Exercise
Within the entries that follow, show each line where the word "this" occurs.

▬▬▬▬▬▬

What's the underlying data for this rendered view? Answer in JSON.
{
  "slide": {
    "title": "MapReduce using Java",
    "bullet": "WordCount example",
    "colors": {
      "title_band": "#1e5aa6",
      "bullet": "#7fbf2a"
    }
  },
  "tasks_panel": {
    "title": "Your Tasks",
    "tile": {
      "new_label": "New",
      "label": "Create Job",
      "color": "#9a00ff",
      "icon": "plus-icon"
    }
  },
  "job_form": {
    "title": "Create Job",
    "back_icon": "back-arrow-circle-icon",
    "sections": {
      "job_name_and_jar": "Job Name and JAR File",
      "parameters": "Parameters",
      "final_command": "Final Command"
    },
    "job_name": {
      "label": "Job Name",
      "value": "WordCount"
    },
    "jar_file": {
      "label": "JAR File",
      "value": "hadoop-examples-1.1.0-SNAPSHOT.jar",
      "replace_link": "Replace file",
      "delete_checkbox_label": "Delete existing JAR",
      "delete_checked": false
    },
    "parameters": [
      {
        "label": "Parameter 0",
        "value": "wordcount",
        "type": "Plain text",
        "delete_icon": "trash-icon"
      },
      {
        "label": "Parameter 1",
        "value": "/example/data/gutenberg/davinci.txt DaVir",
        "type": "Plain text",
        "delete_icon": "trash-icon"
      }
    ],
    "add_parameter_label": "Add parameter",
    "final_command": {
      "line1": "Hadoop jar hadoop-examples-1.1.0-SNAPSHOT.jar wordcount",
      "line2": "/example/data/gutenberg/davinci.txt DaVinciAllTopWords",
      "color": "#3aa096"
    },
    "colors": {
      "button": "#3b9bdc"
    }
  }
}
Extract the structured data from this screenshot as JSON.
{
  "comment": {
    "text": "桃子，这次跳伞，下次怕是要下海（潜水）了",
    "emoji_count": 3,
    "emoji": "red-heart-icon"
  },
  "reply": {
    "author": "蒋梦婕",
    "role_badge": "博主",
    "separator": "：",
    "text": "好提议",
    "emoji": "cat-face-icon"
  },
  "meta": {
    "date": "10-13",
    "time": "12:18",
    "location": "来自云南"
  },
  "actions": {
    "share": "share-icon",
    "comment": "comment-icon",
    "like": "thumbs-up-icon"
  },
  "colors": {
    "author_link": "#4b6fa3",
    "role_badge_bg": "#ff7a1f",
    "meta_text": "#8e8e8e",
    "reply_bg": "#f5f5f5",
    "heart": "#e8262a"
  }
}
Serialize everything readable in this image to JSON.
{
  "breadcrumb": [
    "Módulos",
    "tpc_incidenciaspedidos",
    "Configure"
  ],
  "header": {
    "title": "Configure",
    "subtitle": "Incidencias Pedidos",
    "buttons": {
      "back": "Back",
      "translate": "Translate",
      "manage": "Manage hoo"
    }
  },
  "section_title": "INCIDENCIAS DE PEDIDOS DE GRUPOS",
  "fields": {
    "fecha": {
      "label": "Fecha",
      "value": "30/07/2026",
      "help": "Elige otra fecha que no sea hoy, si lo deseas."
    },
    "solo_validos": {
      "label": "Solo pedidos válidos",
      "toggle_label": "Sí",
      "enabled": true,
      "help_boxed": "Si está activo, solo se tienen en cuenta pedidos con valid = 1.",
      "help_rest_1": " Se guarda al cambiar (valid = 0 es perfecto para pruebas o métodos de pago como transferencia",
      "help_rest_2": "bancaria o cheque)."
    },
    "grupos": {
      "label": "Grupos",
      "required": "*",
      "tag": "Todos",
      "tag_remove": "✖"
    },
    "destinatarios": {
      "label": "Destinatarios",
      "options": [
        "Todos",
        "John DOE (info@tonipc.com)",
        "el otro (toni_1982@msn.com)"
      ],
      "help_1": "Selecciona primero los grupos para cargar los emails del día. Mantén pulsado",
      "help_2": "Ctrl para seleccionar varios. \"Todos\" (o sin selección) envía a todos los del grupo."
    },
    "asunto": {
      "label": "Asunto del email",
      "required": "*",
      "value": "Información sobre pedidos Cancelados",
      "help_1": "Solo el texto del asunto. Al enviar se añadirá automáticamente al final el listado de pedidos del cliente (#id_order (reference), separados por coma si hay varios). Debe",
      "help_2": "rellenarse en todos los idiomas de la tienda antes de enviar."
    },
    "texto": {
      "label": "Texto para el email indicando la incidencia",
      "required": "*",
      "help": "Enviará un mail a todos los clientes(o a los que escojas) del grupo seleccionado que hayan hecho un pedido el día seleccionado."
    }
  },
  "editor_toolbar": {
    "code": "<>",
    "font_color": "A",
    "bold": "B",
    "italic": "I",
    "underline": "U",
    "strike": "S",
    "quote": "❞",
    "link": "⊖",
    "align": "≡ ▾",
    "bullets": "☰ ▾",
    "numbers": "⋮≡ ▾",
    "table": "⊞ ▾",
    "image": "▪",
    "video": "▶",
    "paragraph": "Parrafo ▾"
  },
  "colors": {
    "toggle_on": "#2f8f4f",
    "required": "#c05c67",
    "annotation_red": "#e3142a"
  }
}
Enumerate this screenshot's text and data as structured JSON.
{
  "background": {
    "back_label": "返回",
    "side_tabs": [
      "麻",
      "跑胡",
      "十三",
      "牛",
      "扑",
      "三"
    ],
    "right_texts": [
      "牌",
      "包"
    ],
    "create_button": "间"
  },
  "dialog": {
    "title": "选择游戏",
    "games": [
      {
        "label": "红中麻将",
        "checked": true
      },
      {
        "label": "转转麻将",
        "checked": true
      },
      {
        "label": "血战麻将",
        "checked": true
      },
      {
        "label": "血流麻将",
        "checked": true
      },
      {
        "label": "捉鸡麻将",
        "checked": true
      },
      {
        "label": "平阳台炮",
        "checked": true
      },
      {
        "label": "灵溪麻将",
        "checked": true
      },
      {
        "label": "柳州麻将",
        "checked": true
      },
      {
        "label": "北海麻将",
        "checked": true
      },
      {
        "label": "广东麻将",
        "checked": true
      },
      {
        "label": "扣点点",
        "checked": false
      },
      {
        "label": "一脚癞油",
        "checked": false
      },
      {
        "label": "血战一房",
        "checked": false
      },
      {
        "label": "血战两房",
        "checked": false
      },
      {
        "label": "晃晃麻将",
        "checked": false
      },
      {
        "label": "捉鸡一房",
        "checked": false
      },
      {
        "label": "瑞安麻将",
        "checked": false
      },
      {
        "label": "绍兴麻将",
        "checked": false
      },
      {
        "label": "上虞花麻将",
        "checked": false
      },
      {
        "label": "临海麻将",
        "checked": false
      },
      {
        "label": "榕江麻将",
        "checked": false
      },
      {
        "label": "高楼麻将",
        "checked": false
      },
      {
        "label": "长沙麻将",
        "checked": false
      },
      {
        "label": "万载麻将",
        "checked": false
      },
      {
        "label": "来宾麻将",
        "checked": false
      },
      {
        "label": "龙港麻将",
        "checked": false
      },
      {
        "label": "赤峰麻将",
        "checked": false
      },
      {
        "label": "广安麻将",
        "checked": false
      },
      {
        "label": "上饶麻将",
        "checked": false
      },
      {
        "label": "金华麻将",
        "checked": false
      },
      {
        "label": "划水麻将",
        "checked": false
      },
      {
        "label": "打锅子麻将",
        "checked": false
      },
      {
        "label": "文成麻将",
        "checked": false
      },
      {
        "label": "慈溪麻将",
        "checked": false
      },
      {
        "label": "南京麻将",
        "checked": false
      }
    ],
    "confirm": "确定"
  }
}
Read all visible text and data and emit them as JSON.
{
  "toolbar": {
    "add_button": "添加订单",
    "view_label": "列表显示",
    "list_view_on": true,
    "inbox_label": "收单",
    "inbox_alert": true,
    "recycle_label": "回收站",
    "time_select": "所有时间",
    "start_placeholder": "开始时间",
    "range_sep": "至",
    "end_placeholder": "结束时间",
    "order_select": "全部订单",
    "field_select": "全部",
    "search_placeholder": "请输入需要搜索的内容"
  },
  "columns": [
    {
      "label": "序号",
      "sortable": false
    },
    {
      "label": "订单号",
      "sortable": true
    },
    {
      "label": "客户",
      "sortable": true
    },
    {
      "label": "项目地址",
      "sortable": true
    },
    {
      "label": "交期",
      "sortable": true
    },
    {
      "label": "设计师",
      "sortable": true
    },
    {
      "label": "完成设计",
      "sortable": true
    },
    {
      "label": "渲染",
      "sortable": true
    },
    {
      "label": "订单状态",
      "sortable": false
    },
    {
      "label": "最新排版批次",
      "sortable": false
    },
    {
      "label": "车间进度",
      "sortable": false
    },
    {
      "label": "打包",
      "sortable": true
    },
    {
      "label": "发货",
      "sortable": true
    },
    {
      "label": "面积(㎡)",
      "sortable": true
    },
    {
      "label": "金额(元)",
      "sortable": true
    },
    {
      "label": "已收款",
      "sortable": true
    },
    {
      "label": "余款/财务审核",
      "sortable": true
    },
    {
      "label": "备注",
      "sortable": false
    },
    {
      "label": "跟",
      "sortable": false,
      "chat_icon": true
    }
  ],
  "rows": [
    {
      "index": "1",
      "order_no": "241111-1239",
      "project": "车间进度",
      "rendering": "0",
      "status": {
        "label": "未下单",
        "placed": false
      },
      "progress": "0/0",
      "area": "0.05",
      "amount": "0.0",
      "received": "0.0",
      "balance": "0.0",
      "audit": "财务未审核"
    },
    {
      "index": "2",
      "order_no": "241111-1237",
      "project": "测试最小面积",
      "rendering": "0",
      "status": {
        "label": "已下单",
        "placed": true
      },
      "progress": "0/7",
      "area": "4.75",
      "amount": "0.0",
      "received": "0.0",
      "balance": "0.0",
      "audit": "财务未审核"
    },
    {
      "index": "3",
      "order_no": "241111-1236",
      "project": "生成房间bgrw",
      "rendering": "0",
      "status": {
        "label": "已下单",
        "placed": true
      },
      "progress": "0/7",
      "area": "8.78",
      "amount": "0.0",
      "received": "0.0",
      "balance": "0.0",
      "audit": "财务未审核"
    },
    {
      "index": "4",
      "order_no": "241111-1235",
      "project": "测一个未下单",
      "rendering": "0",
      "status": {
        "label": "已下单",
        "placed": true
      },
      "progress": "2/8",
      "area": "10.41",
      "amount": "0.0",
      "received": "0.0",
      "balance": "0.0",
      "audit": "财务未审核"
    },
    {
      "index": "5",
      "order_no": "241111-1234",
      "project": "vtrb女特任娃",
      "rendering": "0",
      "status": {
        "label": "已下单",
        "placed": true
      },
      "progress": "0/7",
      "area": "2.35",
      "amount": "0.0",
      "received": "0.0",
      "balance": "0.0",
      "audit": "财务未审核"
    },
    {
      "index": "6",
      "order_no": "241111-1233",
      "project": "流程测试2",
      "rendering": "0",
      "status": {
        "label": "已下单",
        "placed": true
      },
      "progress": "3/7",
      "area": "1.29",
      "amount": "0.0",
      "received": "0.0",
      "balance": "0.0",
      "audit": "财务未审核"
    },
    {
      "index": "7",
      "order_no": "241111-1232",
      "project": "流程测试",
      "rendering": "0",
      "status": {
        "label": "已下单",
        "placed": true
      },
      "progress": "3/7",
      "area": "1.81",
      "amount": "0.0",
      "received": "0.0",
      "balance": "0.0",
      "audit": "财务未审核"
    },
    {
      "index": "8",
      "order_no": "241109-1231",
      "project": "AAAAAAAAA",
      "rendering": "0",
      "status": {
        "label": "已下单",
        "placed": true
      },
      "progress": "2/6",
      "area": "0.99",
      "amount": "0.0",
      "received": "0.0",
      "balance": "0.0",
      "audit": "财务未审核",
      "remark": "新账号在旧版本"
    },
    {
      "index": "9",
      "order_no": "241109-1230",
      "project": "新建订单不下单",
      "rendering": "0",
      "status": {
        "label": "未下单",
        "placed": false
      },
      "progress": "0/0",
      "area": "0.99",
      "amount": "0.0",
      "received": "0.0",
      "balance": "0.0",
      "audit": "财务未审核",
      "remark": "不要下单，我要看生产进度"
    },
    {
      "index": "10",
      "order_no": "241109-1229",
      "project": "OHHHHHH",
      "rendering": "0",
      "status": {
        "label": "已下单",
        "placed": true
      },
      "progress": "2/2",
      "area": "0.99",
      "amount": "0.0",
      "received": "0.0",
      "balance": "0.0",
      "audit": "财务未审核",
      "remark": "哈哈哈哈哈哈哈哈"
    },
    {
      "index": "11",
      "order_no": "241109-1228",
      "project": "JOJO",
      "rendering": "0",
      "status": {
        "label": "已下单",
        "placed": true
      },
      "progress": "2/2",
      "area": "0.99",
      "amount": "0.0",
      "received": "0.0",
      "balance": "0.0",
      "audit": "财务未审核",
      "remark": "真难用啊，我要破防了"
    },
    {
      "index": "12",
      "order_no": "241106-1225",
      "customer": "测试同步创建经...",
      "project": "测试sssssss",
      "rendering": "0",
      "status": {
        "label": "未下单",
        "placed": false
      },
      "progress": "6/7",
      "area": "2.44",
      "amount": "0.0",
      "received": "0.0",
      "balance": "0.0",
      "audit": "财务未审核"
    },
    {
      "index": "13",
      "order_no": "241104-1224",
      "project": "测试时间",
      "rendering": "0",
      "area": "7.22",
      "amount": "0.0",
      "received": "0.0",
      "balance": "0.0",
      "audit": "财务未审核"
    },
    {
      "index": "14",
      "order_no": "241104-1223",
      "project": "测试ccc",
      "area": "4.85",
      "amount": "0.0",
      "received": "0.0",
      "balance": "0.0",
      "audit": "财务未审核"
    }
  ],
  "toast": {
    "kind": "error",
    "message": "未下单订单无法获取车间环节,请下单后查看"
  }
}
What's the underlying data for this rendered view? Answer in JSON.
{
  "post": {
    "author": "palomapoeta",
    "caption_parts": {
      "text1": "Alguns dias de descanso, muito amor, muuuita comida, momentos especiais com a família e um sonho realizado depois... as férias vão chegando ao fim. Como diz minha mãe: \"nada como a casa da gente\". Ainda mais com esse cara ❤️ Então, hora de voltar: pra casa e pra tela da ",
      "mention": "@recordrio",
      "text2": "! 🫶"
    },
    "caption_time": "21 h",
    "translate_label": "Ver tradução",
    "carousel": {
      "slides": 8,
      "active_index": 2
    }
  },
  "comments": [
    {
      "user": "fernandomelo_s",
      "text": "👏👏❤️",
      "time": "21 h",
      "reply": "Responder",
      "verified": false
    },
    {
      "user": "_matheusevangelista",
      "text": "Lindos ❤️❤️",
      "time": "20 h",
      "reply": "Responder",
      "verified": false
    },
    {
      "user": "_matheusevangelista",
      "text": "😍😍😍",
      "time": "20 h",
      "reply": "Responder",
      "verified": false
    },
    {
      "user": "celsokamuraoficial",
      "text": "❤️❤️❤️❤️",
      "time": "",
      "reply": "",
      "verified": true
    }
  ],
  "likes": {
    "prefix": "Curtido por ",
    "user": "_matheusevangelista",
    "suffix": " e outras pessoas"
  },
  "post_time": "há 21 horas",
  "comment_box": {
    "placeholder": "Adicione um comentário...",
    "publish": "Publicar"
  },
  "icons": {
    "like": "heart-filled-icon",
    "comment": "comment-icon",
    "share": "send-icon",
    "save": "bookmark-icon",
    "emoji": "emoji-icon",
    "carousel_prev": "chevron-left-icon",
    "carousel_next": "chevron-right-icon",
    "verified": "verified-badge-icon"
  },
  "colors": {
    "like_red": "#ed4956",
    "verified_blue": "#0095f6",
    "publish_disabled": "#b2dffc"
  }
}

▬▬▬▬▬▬

Output of the task
What's the underlying data for this rendered view? Answer in JSON.
Extract the structured data from this screenshot as JSON.
Serialize everything readable in this image to JSON.
Enumerate this screenshot's text and data as structured JSON.
What's the underlying data for this rendered view? Answer in JSON.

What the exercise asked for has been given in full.